Portland chef Greg Higgins (of downtown's
restaurant) is in Mongolia, sharing his sausage and charcuterie expertise with local butchers as part of
Farmer to Farmer project, and he's blogging the whole trip for
everything from coal to camels

The Ulaangom market spreads out in a labyrinth of tarp and blanket roofed stalls packed into several square blocks. There's a portion devoted to hardware, clothing, house wares, gers, car parts and pretty much anything one might need to lead a life in a tent on the surrounding steppes or mountains. Next to this rambling nomadic Walmart is the grocery section, stall after stall all stocking the identical selections of basic groceries, candies, noodles, soap and other sundries. I really could find no difference in the merchandise or the prices, I guess if your family buys their bar laundry soap from Badam, so will you.

In cavernous rooms of a sprawling old warehouse near the grocery area are the dairy, meat and fresh produce vendors. There's no refrigeration, but with the sub zero temperatures of this time of the year it's not an issue; cutting the frozen meat is more the problem. The dairy products are made from sheep, camel, yak and cows milk. The vendors offer fresh milk, yogurt, fresh butter, rock hard curds, string cheese and aged butters that look like parmiggiano, some aged in animal stomachs and intestines. The aged hard butters are shaved into boiling water to make a tea or soup of sorts. The hard curds are snacked on, the camel curds I tried were jawbreakers with a mouth puckering cheesy tartness. Probably a good pairing with some hopped up barley wine; they've got a really long finish.

The meat market was the place to be. The room buzzed with crowds and conversation. Every Mongol has strong opinions about meat. On long narrow tables piled high with carcasses of goats and sheep the butchers cut away.

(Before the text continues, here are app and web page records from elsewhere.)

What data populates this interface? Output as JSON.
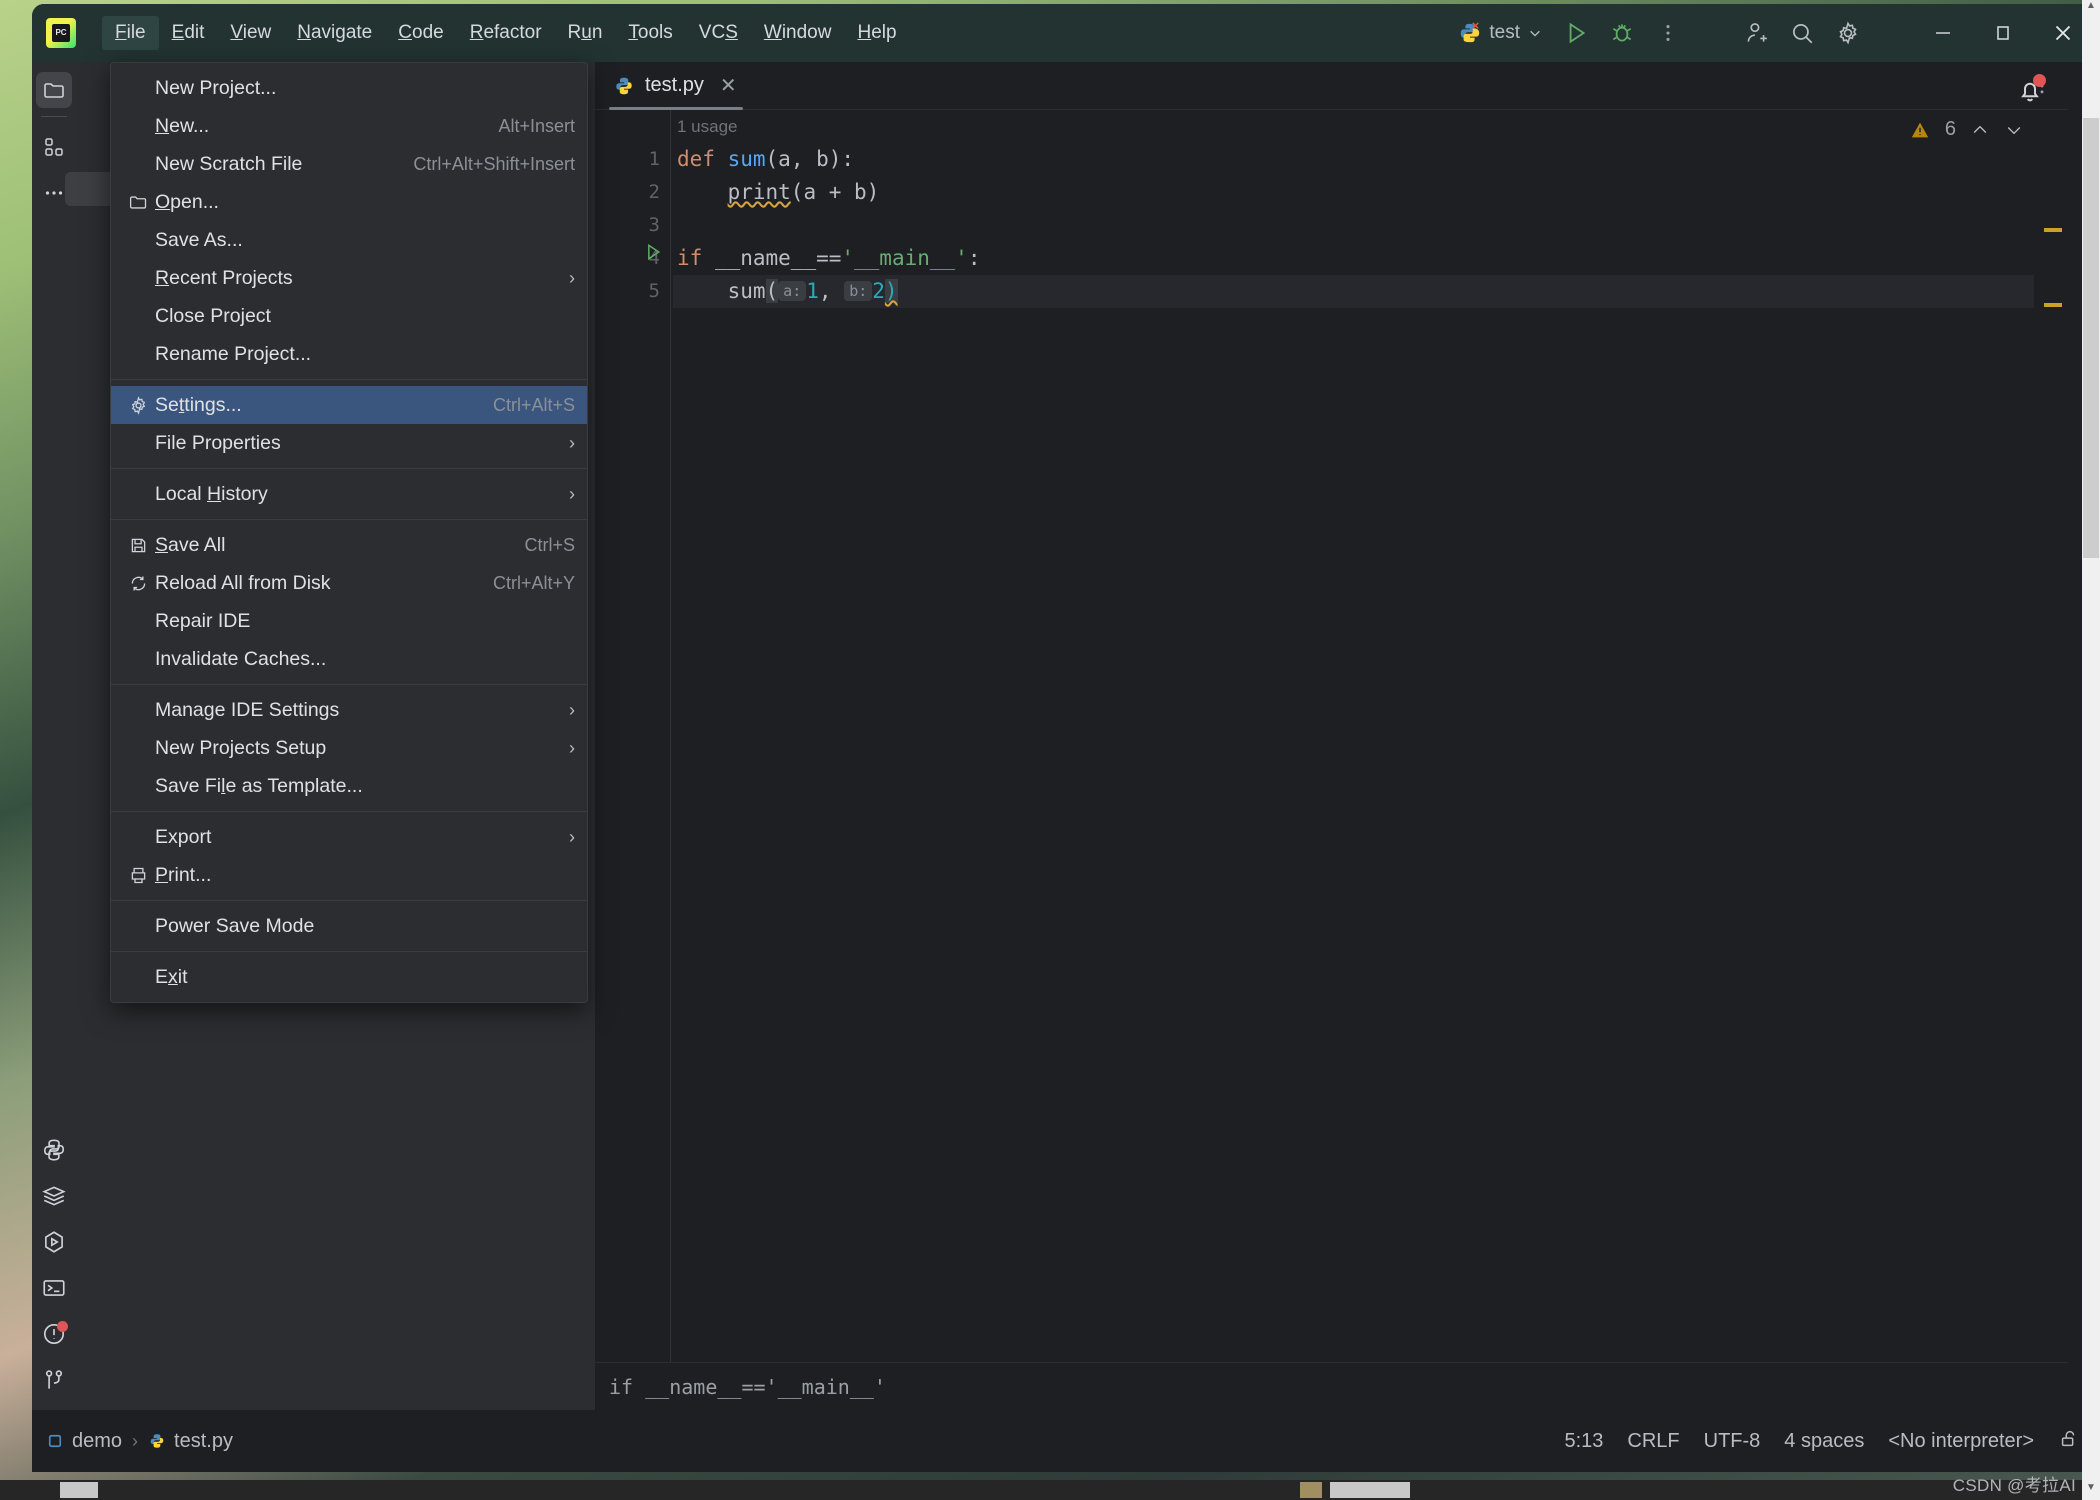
{
  "window": {
    "app_logo": "pycharm-logo",
    "menus": [
      {
        "label": "File",
        "mnemonic": "F",
        "active": true
      },
      {
        "label": "Edit",
        "mnemonic": "E",
        "active": false
      },
      {
        "label": "View",
        "mnemonic": "V",
        "active": false
      },
      {
        "label": "Navigate",
        "mnemonic": "N",
        "active": false
      },
      {
        "label": "Code",
        "mnemonic": "C",
        "active": false
      },
      {
        "label": "Refactor",
        "mnemonic": "R",
        "active": false
      },
      {
        "label": "Run",
        "mnemonic": "u",
        "active": false
      },
      {
        "label": "Tools",
        "mnemonic": "T",
        "active": false
      },
      {
        "label": "VCS",
        "mnemonic": "S",
        "active": false
      },
      {
        "label": "Window",
        "mnemonic": "W",
        "active": false
      },
      {
        "label": "Help",
        "mnemonic": "H",
        "active": false
      }
    ],
    "run_config": "test",
    "window_controls": {
      "minimize": "–",
      "maximize": "▭",
      "close": "✕"
    }
  },
  "file_menu": {
    "items": [
      {
        "label": "New Project...",
        "icon": null,
        "shortcut": "",
        "submenu": false,
        "selected": false,
        "mnemonic": ""
      },
      {
        "label": "New...",
        "icon": null,
        "shortcut": "Alt+Insert",
        "submenu": false,
        "selected": false,
        "mnemonic": "N"
      },
      {
        "label": "New Scratch File",
        "icon": null,
        "shortcut": "Ctrl+Alt+Shift+Insert",
        "submenu": false,
        "selected": false,
        "mnemonic": ""
      },
      {
        "label": "Open...",
        "icon": "folder-icon",
        "shortcut": "",
        "submenu": false,
        "selected": false,
        "mnemonic": "O"
      },
      {
        "label": "Save As...",
        "icon": null,
        "shortcut": "",
        "submenu": false,
        "selected": false,
        "mnemonic": ""
      },
      {
        "label": "Recent Projects",
        "icon": null,
        "shortcut": "",
        "submenu": true,
        "selected": false,
        "mnemonic": "R"
      },
      {
        "label": "Close Project",
        "icon": null,
        "shortcut": "",
        "submenu": false,
        "selected": false,
        "mnemonic": ""
      },
      {
        "label": "Rename Project...",
        "icon": null,
        "shortcut": "",
        "submenu": false,
        "selected": false,
        "mnemonic": ""
      },
      {
        "separator": true
      },
      {
        "label": "Settings...",
        "icon": "gear-icon",
        "shortcut": "Ctrl+Alt+S",
        "submenu": false,
        "selected": true,
        "mnemonic": "t"
      },
      {
        "label": "File Properties",
        "icon": null,
        "shortcut": "",
        "submenu": true,
        "selected": false,
        "mnemonic": ""
      },
      {
        "separator": true
      },
      {
        "label": "Local History",
        "icon": null,
        "shortcut": "",
        "submenu": true,
        "selected": false,
        "mnemonic": "H"
      },
      {
        "separator": true
      },
      {
        "label": "Save All",
        "icon": "save-icon",
        "shortcut": "Ctrl+S",
        "submenu": false,
        "selected": false,
        "mnemonic": "S"
      },
      {
        "label": "Reload All from Disk",
        "icon": "reload-icon",
        "shortcut": "Ctrl+Alt+Y",
        "submenu": false,
        "selected": false,
        "mnemonic": ""
      },
      {
        "label": "Repair IDE",
        "icon": null,
        "shortcut": "",
        "submenu": false,
        "selected": false,
        "mnemonic": ""
      },
      {
        "label": "Invalidate Caches...",
        "icon": null,
        "shortcut": "",
        "submenu": false,
        "selected": false,
        "mnemonic": ""
      },
      {
        "separator": true
      },
      {
        "label": "Manage IDE Settings",
        "icon": null,
        "shortcut": "",
        "submenu": true,
        "selected": false,
        "mnemonic": ""
      },
      {
        "label": "New Projects Setup",
        "icon": null,
        "shortcut": "",
        "submenu": true,
        "selected": false,
        "mnemonic": ""
      },
      {
        "label": "Save File as Template...",
        "icon": null,
        "shortcut": "",
        "submenu": false,
        "selected": false,
        "mnemonic": "l"
      },
      {
        "separator": true
      },
      {
        "label": "Export",
        "icon": null,
        "shortcut": "",
        "submenu": true,
        "selected": false,
        "mnemonic": ""
      },
      {
        "label": "Print...",
        "icon": "print-icon",
        "shortcut": "",
        "submenu": false,
        "selected": false,
        "mnemonic": "P"
      },
      {
        "separator": true
      },
      {
        "label": "Power Save Mode",
        "icon": null,
        "shortcut": "",
        "submenu": false,
        "selected": false,
        "mnemonic": ""
      },
      {
        "separator": true
      },
      {
        "label": "Exit",
        "icon": null,
        "shortcut": "",
        "submenu": false,
        "selected": false,
        "mnemonic": "x"
      }
    ]
  },
  "left_toolbar": {
    "top_items": [
      {
        "name": "project-icon",
        "selected": true
      },
      {
        "name": "structure-icon",
        "selected": false
      },
      {
        "name": "more-tool-windows-icon",
        "selected": false
      }
    ],
    "bottom_items": [
      {
        "name": "python-packages-icon",
        "badge": false
      },
      {
        "name": "database-icon",
        "badge": false
      },
      {
        "name": "run-icon",
        "badge": false
      },
      {
        "name": "terminal-icon",
        "badge": false
      },
      {
        "name": "problems-icon",
        "badge": true
      },
      {
        "name": "version-control-icon",
        "badge": false
      }
    ]
  },
  "editor": {
    "tab": {
      "filename": "test.py",
      "icon": "python-file-icon",
      "close": "✕"
    },
    "usage_hint": "1 usage",
    "inspection": {
      "warning_count": "6",
      "icon": "warning-triangle-icon"
    },
    "lines": [
      {
        "num": "1",
        "tokens": [
          {
            "t": "def",
            "c": "kw"
          },
          {
            "t": " ",
            "c": "pl"
          },
          {
            "t": "sum",
            "c": "fn"
          },
          {
            "t": "(a, b):",
            "c": "pl"
          }
        ]
      },
      {
        "num": "2",
        "tokens": [
          {
            "t": "    ",
            "c": "pl"
          },
          {
            "t": "print",
            "c": "pl warn-u"
          },
          {
            "t": "(a + b)",
            "c": "pl"
          }
        ]
      },
      {
        "num": "3",
        "tokens": []
      },
      {
        "num": "4",
        "tokens": [
          {
            "t": "if",
            "c": "kw"
          },
          {
            "t": " __name__==",
            "c": "pl"
          },
          {
            "t": "'__main__'",
            "c": "str"
          },
          {
            "t": ":",
            "c": "pl"
          }
        ]
      },
      {
        "num": "5",
        "tokens": []
      }
    ],
    "line5": {
      "indent": "    ",
      "call": "sum",
      "open_paren": "(",
      "hint_a": "a:",
      "val_a": "1",
      "comma": ", ",
      "hint_b": "b:",
      "val_b": "2",
      "close_paren": ")"
    },
    "breadcrumb_code": "if __name__=='__main__'"
  },
  "status_bar": {
    "breadcrumbs": [
      {
        "label": "demo",
        "icon": "module-icon"
      },
      {
        "label": "test.py",
        "icon": "python-file-icon"
      }
    ],
    "separator": "›",
    "right_items": [
      {
        "label": "5:13",
        "name": "caret-position"
      },
      {
        "label": "CRLF",
        "name": "line-separator"
      },
      {
        "label": "UTF-8",
        "name": "file-encoding"
      },
      {
        "label": "4 spaces",
        "name": "indent-setting"
      },
      {
        "label": "<No interpreter>",
        "name": "python-interpreter"
      }
    ],
    "lock_icon": "unlocked-padlock-icon"
  },
  "watermark": "CSDN @考拉AI",
  "colors": {
    "accent_selection": "#3a567f",
    "menu_bg": "#2b2d30",
    "editor_bg": "#1e1f22",
    "titlebar_bg": "#223332",
    "keyword": "#cf8e6d",
    "function": "#56a8f5",
    "string": "#6aab73",
    "number": "#2aacb8",
    "warning": "#d9a343",
    "badge_red": "#e05555"
  }
}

A woman in traditional nomadic garb was making the rounds pouring them hefty shots of vodka in a small soup bowl. They work at a steady pace using cheap flimsy knives some wrapped with tape for a better grip. Behind them on racks made of pipe and rebar hang the quarter sections of the larger livestock: camel, yak and cattle. On the rough cement below the tables are solemn rows of heads and convenient bundles of entrails. Nothing goes to waste and it's all for sale.

The local produce is limited to garlic, carrots, beets, onions potatoes and cabbage. Fruits are apples, seabuckthorn and a few types of nuts and dried items. Most of the sellers also offer Chinese imports: mandarins, peppers, broccoli, tomatoes, napa cabbage and a few herbs. Vegetables play a small role in most of the cooking here. When you order dinner it's by what meat and how it's cooked.

I've got to say that I was an attraction there at the market—apparently they just don't see to many American hockey fans lumbering through their aisles. Nearly everyone paused and glanced over my way as we passed. Our mission, other than being a market tourist geek, was to glean some spices and herbs to make sausage with. We sifted through nearly every grocers little basket of seasonings til we had assembled a hodgepodge of spices and herbs. These would be the start of our Ulaangom charcuterie production.